The records below are to be retyped in full. Keep every word.

Exercise material —
________________________________________

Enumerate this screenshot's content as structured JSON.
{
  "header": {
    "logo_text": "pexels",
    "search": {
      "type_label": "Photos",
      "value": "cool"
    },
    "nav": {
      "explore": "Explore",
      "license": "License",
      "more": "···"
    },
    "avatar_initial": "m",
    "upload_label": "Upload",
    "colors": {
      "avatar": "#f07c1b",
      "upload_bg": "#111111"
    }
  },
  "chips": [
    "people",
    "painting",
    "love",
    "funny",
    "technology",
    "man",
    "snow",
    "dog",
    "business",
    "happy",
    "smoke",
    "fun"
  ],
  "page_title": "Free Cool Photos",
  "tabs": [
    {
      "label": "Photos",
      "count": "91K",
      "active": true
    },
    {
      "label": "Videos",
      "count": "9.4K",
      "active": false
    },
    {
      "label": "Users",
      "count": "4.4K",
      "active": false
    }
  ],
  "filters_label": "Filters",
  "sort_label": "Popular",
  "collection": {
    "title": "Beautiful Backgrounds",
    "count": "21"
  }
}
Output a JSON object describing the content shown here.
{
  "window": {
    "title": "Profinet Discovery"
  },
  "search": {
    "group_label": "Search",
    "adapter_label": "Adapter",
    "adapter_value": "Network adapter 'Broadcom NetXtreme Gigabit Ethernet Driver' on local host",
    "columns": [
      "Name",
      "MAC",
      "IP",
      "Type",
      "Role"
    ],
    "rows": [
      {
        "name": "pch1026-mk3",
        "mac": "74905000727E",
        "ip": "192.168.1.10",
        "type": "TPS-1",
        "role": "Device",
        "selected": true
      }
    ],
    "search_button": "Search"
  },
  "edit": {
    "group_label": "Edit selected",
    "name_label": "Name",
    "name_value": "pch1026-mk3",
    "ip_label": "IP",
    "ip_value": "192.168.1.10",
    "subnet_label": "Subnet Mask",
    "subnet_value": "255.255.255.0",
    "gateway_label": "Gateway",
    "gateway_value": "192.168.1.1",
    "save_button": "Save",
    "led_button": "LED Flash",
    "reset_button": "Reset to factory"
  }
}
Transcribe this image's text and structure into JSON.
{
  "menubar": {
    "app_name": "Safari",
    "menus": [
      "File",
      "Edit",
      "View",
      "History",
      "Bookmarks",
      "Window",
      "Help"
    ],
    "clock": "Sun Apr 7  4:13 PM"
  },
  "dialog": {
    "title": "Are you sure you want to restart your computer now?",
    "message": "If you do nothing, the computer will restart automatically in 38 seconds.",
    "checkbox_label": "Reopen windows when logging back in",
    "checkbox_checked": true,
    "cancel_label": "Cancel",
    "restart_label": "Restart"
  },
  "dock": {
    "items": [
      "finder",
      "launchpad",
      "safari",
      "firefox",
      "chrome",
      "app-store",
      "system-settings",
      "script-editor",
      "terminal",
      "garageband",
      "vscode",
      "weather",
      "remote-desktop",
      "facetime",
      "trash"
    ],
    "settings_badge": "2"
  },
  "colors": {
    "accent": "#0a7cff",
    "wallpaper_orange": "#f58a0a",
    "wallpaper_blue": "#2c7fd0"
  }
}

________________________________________

Response to the exercise —
Enumerate this screenshot's content as structured JSON.
{
  "header": {
    "logo_text": "pexels",
    "search": {
      "type_label": "Photos",
      "value": "cool"
    },
    "nav": {
      "explore": "Explore",
      "license": "License",
      "more": "···"
    },
    "avatar_initial": "m",
    "upload_label": "Upload",
    "colors": {
      "avatar": "#f07c1b",
      "upload_bg": "#111111"
    }
  },
  "chips": [
    "people",
    "painting",
    "love",
    "funny",
    "technology",
    "man",
    "snow",
    "dog",
    "business",
    "happy",
    "smoke",
    "fun"
  ],
  "page_title": "Free Cool Photos",
  "tabs": [
    {
      "label": "Photos",
      "count": "91K",
      "active": true
    },
    {
      "label": "Videos",
      "count": "9.4K",
      "active": false
    },
    {
      "label": "Users",
      "count": "4.4K",
      "active": false
    }
  ],
  "filters_label": "Filters",
  "sort_label": "Popular",
  "collection": {
    "title": "Beautiful Backgrounds",
    "count": "21"
  }
}
Output a JSON object describing the content shown here.
{
  "window": {
    "title": "Profinet Discovery"
  },
  "search": {
    "group_label": "Search",
    "adapter_label": "Adapter",
    "adapter_value": "Network adapter 'Broadcom NetXtreme Gigabit Ethernet Driver' on local host",
    "columns": [
      "Name",
      "MAC",
      "IP",
      "Type",
      "Role"
    ],
    "rows": [
      {
        "name": "pch1026-mk3",
        "mac": "74905000727E",
        "ip": "192.168.1.10",
        "type": "TPS-1",
        "role": "Device",
        "selected": true
      }
    ],
    "search_button": "Search"
  },
  "edit": {
    "group_label": "Edit selected",
    "name_label": "Name",
    "name_value": "pch1026-mk3",
    "ip_label": "IP",
    "ip_value": "192.168.1.10",
    "subnet_label": "Subnet Mask",
    "subnet_value": "255.255.255.0",
    "gateway_label": "Gateway",
    "gateway_value": "192.168.1.1",
    "save_button": "Save",
    "led_button": "LED Flash",
    "reset_button": "Reset to factory"
  }
}
Transcribe this image's text and structure into JSON.
{
  "menubar": {
    "app_name": "Safari",
    "menus": [
      "File",
      "Edit",
      "View",
      "History",
      "Bookmarks",
      "Window",
      "Help"
    ],
    "clock": "Sun Apr 7  4:13 PM"
  },
  "dialog": {
    "title": "Are you sure you want to restart your computer now?",
    "message": "If you do nothing, the computer will restart automatically in 38 seconds.",
    "checkbox_label": "Reopen windows when logging back in",
    "checkbox_checked": true,
    "cancel_label": "Cancel",
    "restart_label": "Restart"
  },
  "dock": {
    "items": [
      "finder",
      "launchpad",
      "safari",
      "firefox",
      "chrome",
      "app-store",
      "system-settings",
      "script-editor",
      "terminal",
      "garageband",
      "vscode",
      "weather",
      "remote-desktop",
      "facetime",
      "trash"
    ],
    "settings_badge": "2"
  },
  "colors": {
    "accent": "#0a7cff",
    "wallpaper_orange": "#f58a0a",
    "wallpaper_blue": "#2c7fd0"
  }
}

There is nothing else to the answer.